Jim McMann, president of the Missouri Cattlemen's Association, who has about 500 head of cattle, said they would be a "wonderful time saver," especially during inclement weather.
By: Katie Lamb, The Joplin Globe
Jim McCann hasn't taught his grandchildren how to drive a tractor yet, but they may already be able to teach him how to operate a piece of equipment that could be in farming's future.
McCann, of Lawrence County, Mo., is president of the Missouri Cattlemen's Association and was among more than 100 farmers who attended the 90th annual Lawrence County Soils and Crops Conference earlier this month.
Along with the usual topics — efficiently feeding hay, using cover crops, etc. — was a discussion on how unmanned airplanes, sometimes called drones, could benefit agriculture. It was led by Bill Wiebold, who when he is not piloting the small planes is the state soybean specialist with University of Missouri Extension.
Wiebold brought two planes, discussed how they operate and the legalities that come with using them.
"I really think there's a lot of opportunity with these things we're going to talk about," said Wiebold, who also said at first that he was hesitant to call them "drones" because of possible negative connotations.
Wiebold said each farmer would have their own reasons for wanting to use a drone, which costs about $1,000 plus $300 for a camera.

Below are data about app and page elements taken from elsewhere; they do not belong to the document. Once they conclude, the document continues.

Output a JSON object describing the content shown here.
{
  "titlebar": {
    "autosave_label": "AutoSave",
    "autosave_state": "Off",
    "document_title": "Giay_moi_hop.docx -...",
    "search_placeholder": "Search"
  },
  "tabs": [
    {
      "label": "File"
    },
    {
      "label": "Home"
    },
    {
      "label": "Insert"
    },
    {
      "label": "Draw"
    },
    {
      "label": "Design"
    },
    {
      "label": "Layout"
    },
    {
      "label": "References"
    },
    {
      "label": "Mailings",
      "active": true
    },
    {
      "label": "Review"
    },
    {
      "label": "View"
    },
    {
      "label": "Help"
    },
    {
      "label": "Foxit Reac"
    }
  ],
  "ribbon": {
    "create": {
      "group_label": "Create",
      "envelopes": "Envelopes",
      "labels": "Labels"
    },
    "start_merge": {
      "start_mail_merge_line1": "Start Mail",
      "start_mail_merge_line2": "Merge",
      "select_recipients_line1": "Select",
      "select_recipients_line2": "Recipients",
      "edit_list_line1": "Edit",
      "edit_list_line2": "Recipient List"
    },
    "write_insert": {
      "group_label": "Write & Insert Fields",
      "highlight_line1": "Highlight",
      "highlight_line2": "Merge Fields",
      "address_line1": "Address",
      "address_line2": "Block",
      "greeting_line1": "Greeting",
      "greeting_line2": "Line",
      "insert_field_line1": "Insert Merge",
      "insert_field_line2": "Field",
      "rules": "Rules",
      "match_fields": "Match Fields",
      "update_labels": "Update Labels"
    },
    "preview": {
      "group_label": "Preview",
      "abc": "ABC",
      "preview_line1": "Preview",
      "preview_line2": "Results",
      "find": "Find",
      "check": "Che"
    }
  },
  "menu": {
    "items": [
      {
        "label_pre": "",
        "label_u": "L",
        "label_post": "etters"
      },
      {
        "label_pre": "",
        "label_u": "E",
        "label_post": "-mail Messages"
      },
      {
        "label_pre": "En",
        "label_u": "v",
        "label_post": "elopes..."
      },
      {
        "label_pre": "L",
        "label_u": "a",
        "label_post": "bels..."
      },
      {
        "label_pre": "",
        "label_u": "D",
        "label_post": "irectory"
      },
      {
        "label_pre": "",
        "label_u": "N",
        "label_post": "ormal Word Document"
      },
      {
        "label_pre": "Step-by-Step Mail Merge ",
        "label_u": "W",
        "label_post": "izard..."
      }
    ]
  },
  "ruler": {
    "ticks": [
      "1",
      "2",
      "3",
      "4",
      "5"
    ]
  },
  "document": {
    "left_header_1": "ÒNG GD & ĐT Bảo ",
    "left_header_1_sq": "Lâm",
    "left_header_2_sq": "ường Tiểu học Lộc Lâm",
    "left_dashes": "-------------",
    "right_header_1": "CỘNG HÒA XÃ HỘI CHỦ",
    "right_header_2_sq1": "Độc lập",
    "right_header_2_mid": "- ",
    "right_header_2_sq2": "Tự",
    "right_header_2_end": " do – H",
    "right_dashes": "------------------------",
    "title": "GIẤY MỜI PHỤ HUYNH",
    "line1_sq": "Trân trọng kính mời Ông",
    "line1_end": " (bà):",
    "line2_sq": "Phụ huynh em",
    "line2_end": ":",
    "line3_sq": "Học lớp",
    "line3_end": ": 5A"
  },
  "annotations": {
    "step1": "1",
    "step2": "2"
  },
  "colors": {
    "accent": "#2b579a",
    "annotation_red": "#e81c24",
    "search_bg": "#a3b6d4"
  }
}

McCann, who has about 500 head of cattle, said they would be a "wonderful time saver," especially during inclement weather.
"If you're checking cattle, it would be much simpler and a whole lot nicer," he said. "If you're checking cows that are calving, it would cut your time by probably 75 percent."
Wiebold presented a video that was taken from one of the drones as it hovered over a crop field at about 175 feet. The footage was slightly shaky, Wiebold said, because there was a 20 mph wind gust.
"It's kind of fun to do, unless it crashes," Wiebold said, adding he crashed the drone shortly after taking the video.
Brent Drury, 23, of Strafford, said he'll probably buy a drone within a couple weeks.
"I'd be using it for checking livestock in the field," said Drury, who grows wheat, soybeans and alfalfa at J&K Farms east of Springfield. He also has a 300-acre cattle farm in that area.
"I thought it was very reasonable as far as how much it costs," he said.
Part of the discussion included legal and privacy issues that come with owning and operating a drone.
The Federal Aviation Administration considers drone users to be hobbyists, and the drones are not approved for commercial use. Drones can be flown under 700 feet, and the FAA considers that height to be non-navigational, meaning it will not interfere with airplanes, Wiebold said. However, there are different rules for those who live close to airports.
Farmers can fly over their own property, Wiebold said, and outlined a few other rules: Operators must stay away from populated areas; flying near spectators is not allowed until the operator knows how to fly; and the drone cannot go higher than 400 feet if it is within three miles of an airport.
There also is an iPhone application Wiebold said he uses to live stream video from the camera on the drone to his phone, and there are also goggles an operator can wear to view what the drone's camera sees. But he doesn't advise flying the drone too far before the operator is comfortable with navigating.
"My advice is keep it within sight," Wiebold said. "The idea of a drone, really, is that it can go beyond line of sight. And in many cases you may want to do that, but at least until you get really good at running these things, keep it within sight."
Wiebold said the privacy rules are open to a lot of different interpretations and lots of different laws.
"But that's where even counties and state governments may in fact have some of those privacy rules," he said. "So it's kind of several different agencies that we're going to have to deal with."
Drury said he thinks privacy will eventually become a huge issue.
"There's people in every aspect of life that are going to take advantage and abuse the system," Drury said.
Within the next 10 years, Drury said he thinks a lot of laws and regulations will be passed, making drones more difficult to own without being certified.
The drones Wiebold presented run on five batteries, and he changes them after a 10-minute lap.
Even though the drone's batteries may not last long, Drury said, they can be used every day to get a live feed of what's happening below.
"It's almost kind of scary, but that's the kind of world that we've grown into," he said.
Drury also said he thinks young farmers will look at the technology as the future and something that could be extremely useful.
"I think these drones are going to be a huge thing," Drury said.
Drury said he didn't play a lot of video games growing up, but the hand-eye coordination skills he developed operating farm equipment will help him fly a drone more easily.
McCann said most kids have played so many video games that they probably wouldn't even have to think about it.
"I know I've got a bunch of grandkids that would be flying that thing 15 minutes after you got it," he said.